Work item
Everything in the entries is to be written out exactly, except for the pictures.

Provided information
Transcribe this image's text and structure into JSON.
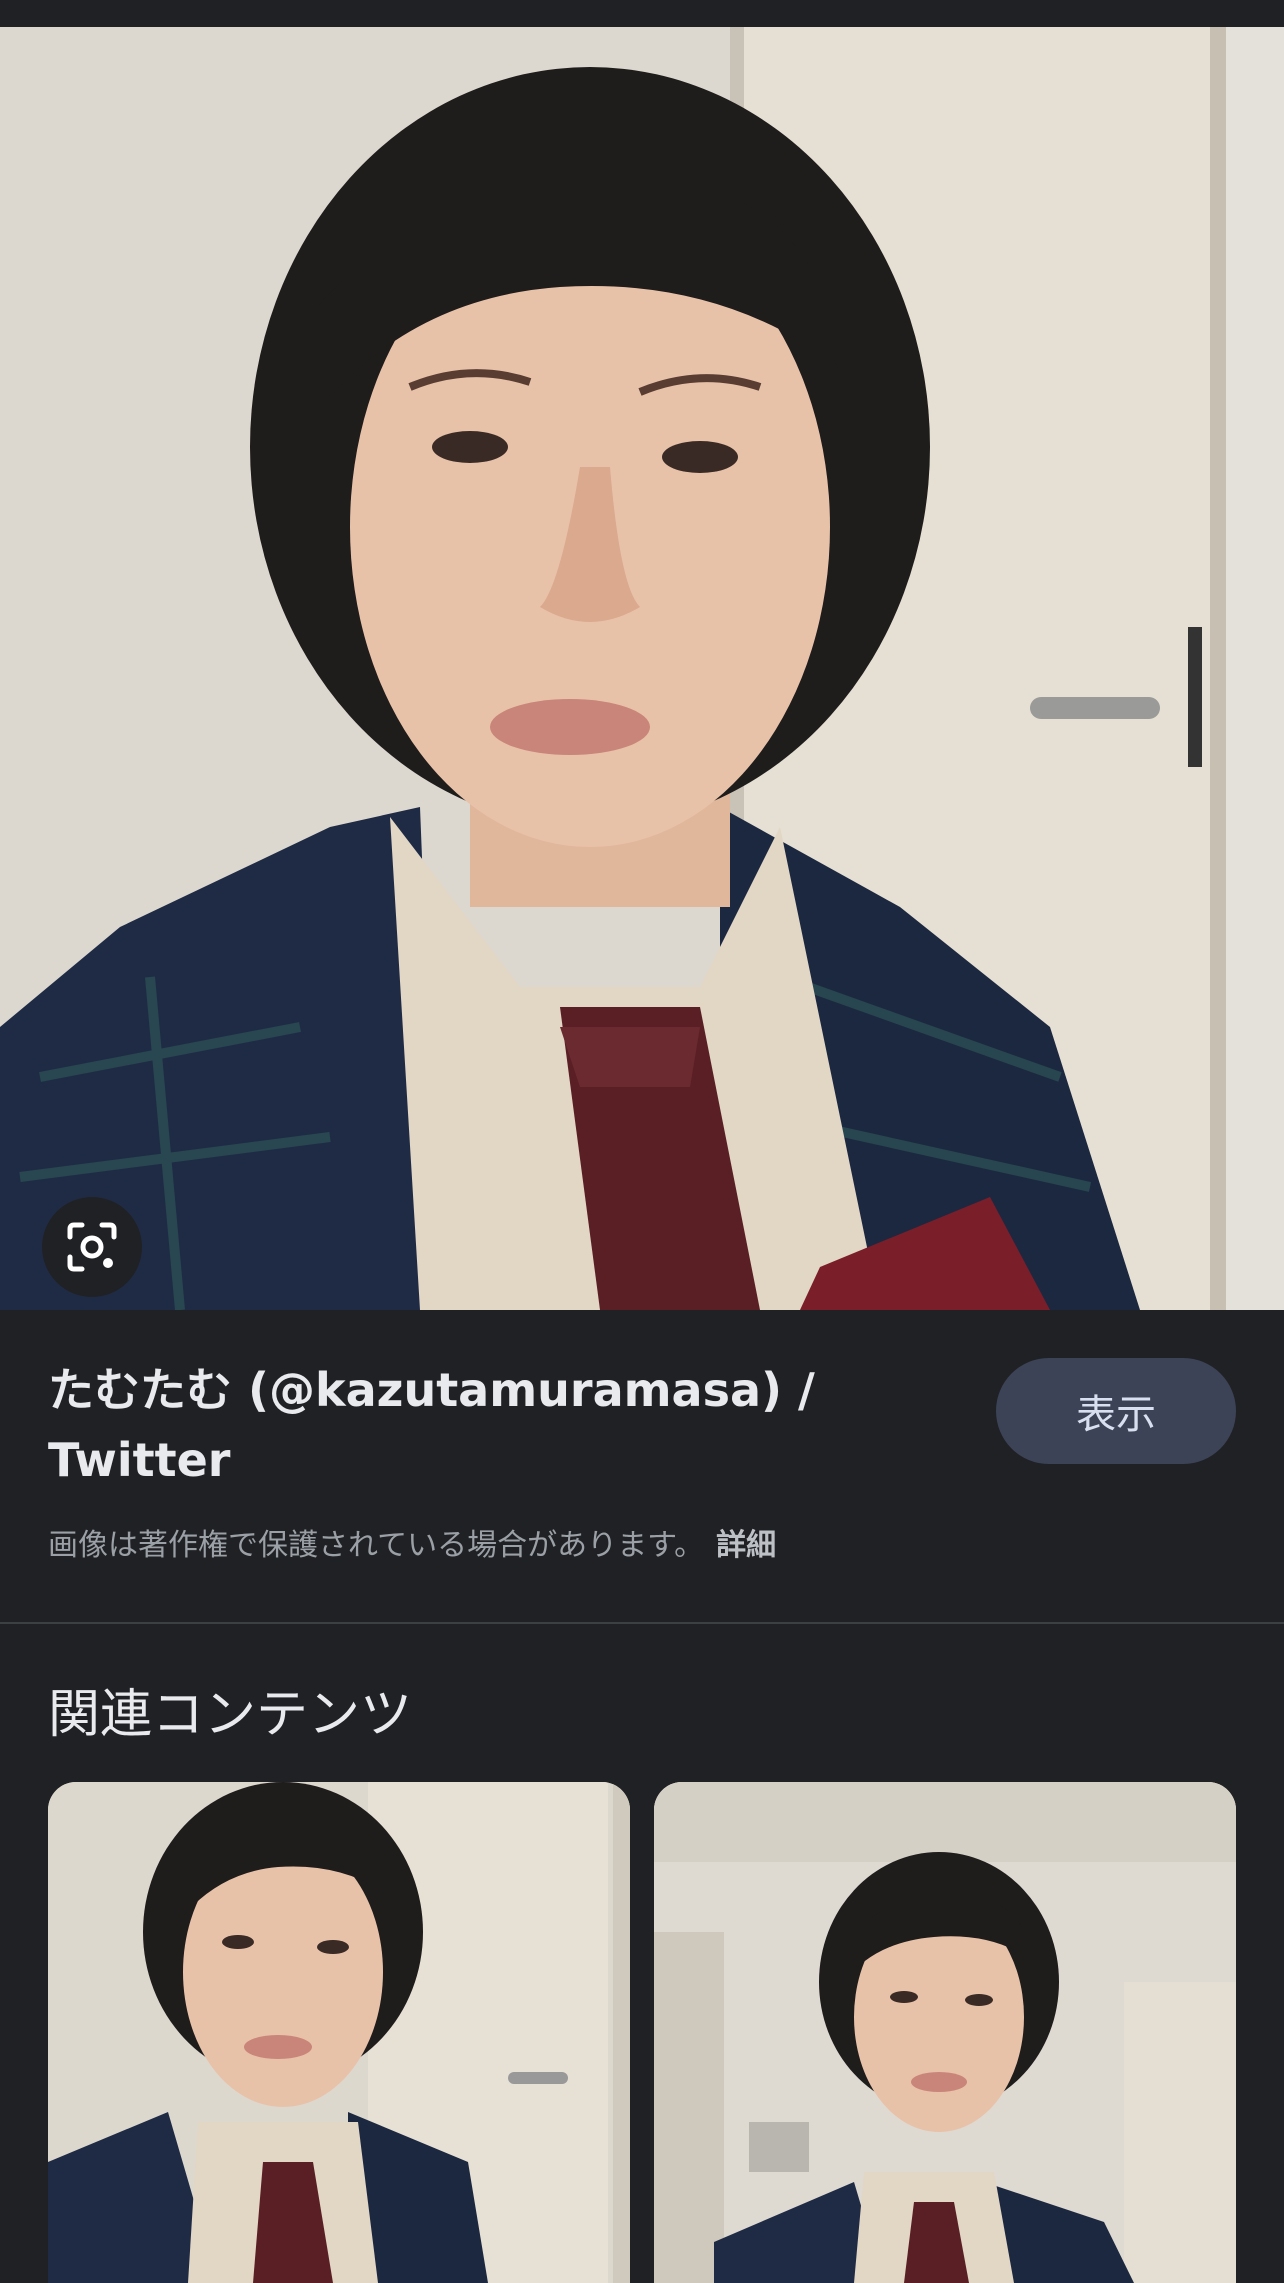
{
  "result": {
    "title": "たむたむ (@kazutamuramasa) / Twitter",
    "view_button": "表示",
    "copyright_notice": "画像は著作権で保護されている場合があります。",
    "details_link": "詳細"
  },
  "related": {
    "heading": "関連コンテンツ"
  },
  "icons": {
    "lens": "google-lens-icon"
  },
  "colors": {
    "background": "#202124",
    "button_bg": "#3c4357",
    "muted_text": "#9aa0a6"
  }
}
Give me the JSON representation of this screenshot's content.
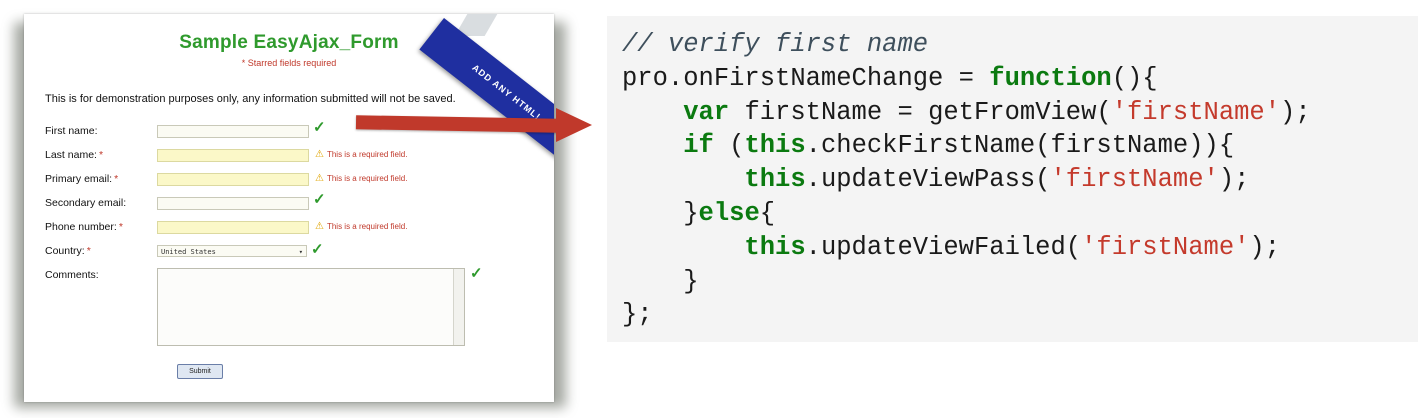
{
  "form": {
    "title": "Sample EasyAjax_Form",
    "subtitle": "* Starred fields required",
    "ribbon_text": "ADD ANY HTML!",
    "notice": "This is for demonstration purposes only, any information submitted will not be saved.",
    "required_marker": "*",
    "fields": [
      {
        "label": "First name:",
        "required": false,
        "status": "valid"
      },
      {
        "label": "Last name:",
        "required": true,
        "status": "error",
        "message": "This is a required field."
      },
      {
        "label": "Primary email:",
        "required": true,
        "status": "error",
        "message": "This is a required field."
      },
      {
        "label": "Secondary email:",
        "required": false,
        "status": "valid"
      },
      {
        "label": "Phone number:",
        "required": true,
        "status": "error",
        "message": "This is a required field."
      },
      {
        "label": "Country:",
        "required": true,
        "status": "valid"
      },
      {
        "label": "Comments:",
        "required": false,
        "status": "valid"
      }
    ],
    "country_value": "United States",
    "submit_label": "Submit",
    "check_glyph": "✓",
    "warn_glyph": "⚠"
  },
  "code": {
    "comment": "// verify first name",
    "lines": [
      "pro.onFirstNameChange = ",
      "function",
      "(){",
      "var",
      " firstName = getFromView(",
      "'firstName'",
      ");",
      "if",
      " (",
      "this",
      ".checkFirstName(firstName)){",
      "this",
      ".updateViewPass(",
      "'firstName'",
      ");",
      "}",
      "else",
      "{",
      "this",
      ".updateViewFailed(",
      "'firstName'",
      ");",
      "}",
      "};"
    ]
  },
  "colors": {
    "title_green": "#2f9a2d",
    "error_red": "#c0392b",
    "arrow_red": "#c0392b",
    "keyword_green": "#0b7a10",
    "string_red": "#c43a2c",
    "ribbon_blue": "#1f2fa0",
    "code_background": "#f4f4f4"
  }
}
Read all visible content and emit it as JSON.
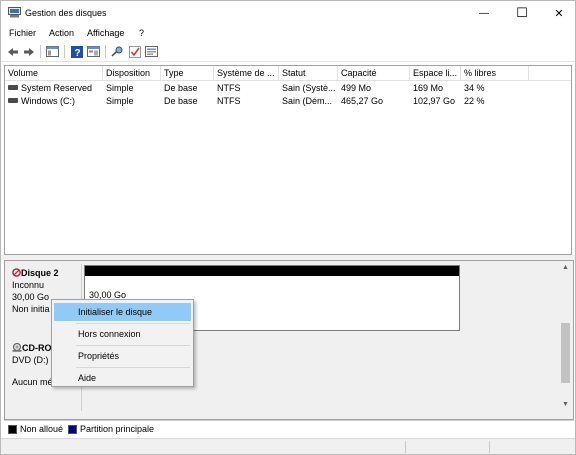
{
  "window": {
    "title": "Gestion des disques",
    "minimize_glyph": "—",
    "maximize_glyph": "☐",
    "close_glyph": "✕"
  },
  "menu": {
    "items": [
      "Fichier",
      "Action",
      "Affichage",
      "?"
    ]
  },
  "toolbar": {
    "icons": [
      "back-arrow-icon",
      "forward-arrow-icon",
      "console-tree-icon",
      "help-icon",
      "properties-icon",
      "connect-icon",
      "checkmark-icon",
      "options-icon"
    ]
  },
  "volume_list": {
    "columns": [
      "Volume",
      "Disposition",
      "Type",
      "Système de ...",
      "Statut",
      "Capacité",
      "Espace li...",
      "% libres"
    ],
    "rows": [
      [
        "System Reserved",
        "Simple",
        "De base",
        "NTFS",
        "Sain (Systè...",
        "499 Mo",
        "169 Mo",
        "34 %"
      ],
      [
        "Windows (C:)",
        "Simple",
        "De base",
        "NTFS",
        "Sain (Dém...",
        "465,27 Go",
        "102,97 Go",
        "22 %"
      ]
    ]
  },
  "disks": {
    "disk2": {
      "name": "Disque 2",
      "type": "Inconnu",
      "size": "30,00 Go",
      "status": "Non initia",
      "partition_size": "30,00 Go"
    },
    "cdrom": {
      "name": "CD-RO",
      "drive": "DVD (D:)",
      "media": "Aucun mé"
    }
  },
  "legend": {
    "unallocated": "Non alloué",
    "primary": "Partition principale",
    "unallocated_color": "#000000",
    "primary_color": "#000080"
  },
  "context_menu": {
    "items": [
      "Initialiser le disque",
      "Hors connexion",
      "Propriétés",
      "Aide"
    ],
    "highlight_color": "#91c9f7"
  }
}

Answer to the problem
Transcribe this image's text and structure into JSON.
{
  "result": {
    "title": "たむたむ (@kazutamuramasa) / Twitter",
    "view_button": "表示",
    "copyright_notice": "画像は著作権で保護されている場合があります。",
    "details_link": "詳細"
  },
  "related": {
    "heading": "関連コンテンツ"
  },
  "icons": {
    "lens": "google-lens-icon"
  },
  "colors": {
    "background": "#202124",
    "button_bg": "#3c4357",
    "muted_text": "#9aa0a6"
  }
}
Give me the JSON representation of this screenshot's content.
{
  "form": {
    "title": "Sample EasyAjax_Form",
    "subtitle": "* Starred fields required",
    "ribbon_text": "ADD ANY HTML!",
    "notice": "This is for demonstration purposes only, any information submitted will not be saved.",
    "required_marker": "*",
    "fields": [
      {
        "label": "First name:",
        "required": false,
        "status": "valid"
      },
      {
        "label": "Last name:",
        "required": true,
        "status": "error",
        "message": "This is a required field."
      },
      {
        "label": "Primary email:",
        "required": true,
        "status": "error",
        "message": "This is a required field."
      },
      {
        "label": "Secondary email:",
        "required": false,
        "status": "valid"
      },
      {
        "label": "Phone number:",
        "required": true,
        "status": "error",
        "message": "This is a required field."
      },
      {
        "label": "Country:",
        "required": true,
        "status": "valid"
      },
      {
        "label": "Comments:",
        "required": false,
        "status": "valid"
      }
    ],
    "country_value": "United States",
    "submit_label": "Submit",
    "check_glyph": "✓",
    "warn_glyph": "⚠"
  },
  "code": {
    "comment": "// verify first name",
    "lines": [
      "pro.onFirstNameChange = ",
      "function",
      "(){",
      "var",
      " firstName = getFromView(",
      "'firstName'",
      ");",
      "if",
      " (",
      "this",
      ".checkFirstName(firstName)){",
      "this",
      ".updateViewPass(",
      "'firstName'",
      ");",
      "}",
      "else",
      "{",
      "this",
      ".updateViewFailed(",
      "'firstName'",
      ");",
      "}",
      "};"
    ]
  },
  "colors": {
    "title_green": "#2f9a2d",
    "error_red": "#c0392b",
    "arrow_red": "#c0392b",
    "keyword_green": "#0b7a10",
    "string_red": "#c43a2c",
    "ribbon_blue": "#1f2fa0",
    "code_background": "#f4f4f4"
  }
}
Read all visible content and emit it as JSON.
{
  "window": {
    "title": "Gestion des disques",
    "minimize_glyph": "—",
    "maximize_glyph": "☐",
    "close_glyph": "✕"
  },
  "menu": {
    "items": [
      "Fichier",
      "Action",
      "Affichage",
      "?"
    ]
  },
  "toolbar": {
    "icons": [
      "back-arrow-icon",
      "forward-arrow-icon",
      "console-tree-icon",
      "help-icon",
      "properties-icon",
      "connect-icon",
      "checkmark-icon",
      "options-icon"
    ]
  },
  "volume_list": {
    "columns": [
      "Volume",
      "Disposition",
      "Type",
      "Système de ...",
      "Statut",
      "Capacité",
      "Espace li...",
      "% libres"
    ],
    "rows": [
      [
        "System Reserved",
        "Simple",
        "De base",
        "NTFS",
        "Sain (Systè...",
        "499 Mo",
        "169 Mo",
        "34 %"
      ],
      [
        "Windows (C:)",
        "Simple",
        "De base",
        "NTFS",
        "Sain (Dém...",
        "465,27 Go",
        "102,97 Go",
        "22 %"
      ]
    ]
  },
  "disks": {
    "disk2": {
      "name": "Disque 2",
      "type": "Inconnu",
      "size": "30,00 Go",
      "status": "Non initia",
      "partition_size": "30,00 Go"
    },
    "cdrom": {
      "name": "CD-RO",
      "drive": "DVD (D:)",
      "media": "Aucun mé"
    }
  },
  "legend": {
    "unallocated": "Non alloué",
    "primary": "Partition principale",
    "unallocated_color": "#000000",
    "primary_color": "#000080"
  },
  "context_menu": {
    "items": [
      "Initialiser le disque",
      "Hors connexion",
      "Propriétés",
      "Aide"
    ],
    "highlight_color": "#91c9f7"
  }
}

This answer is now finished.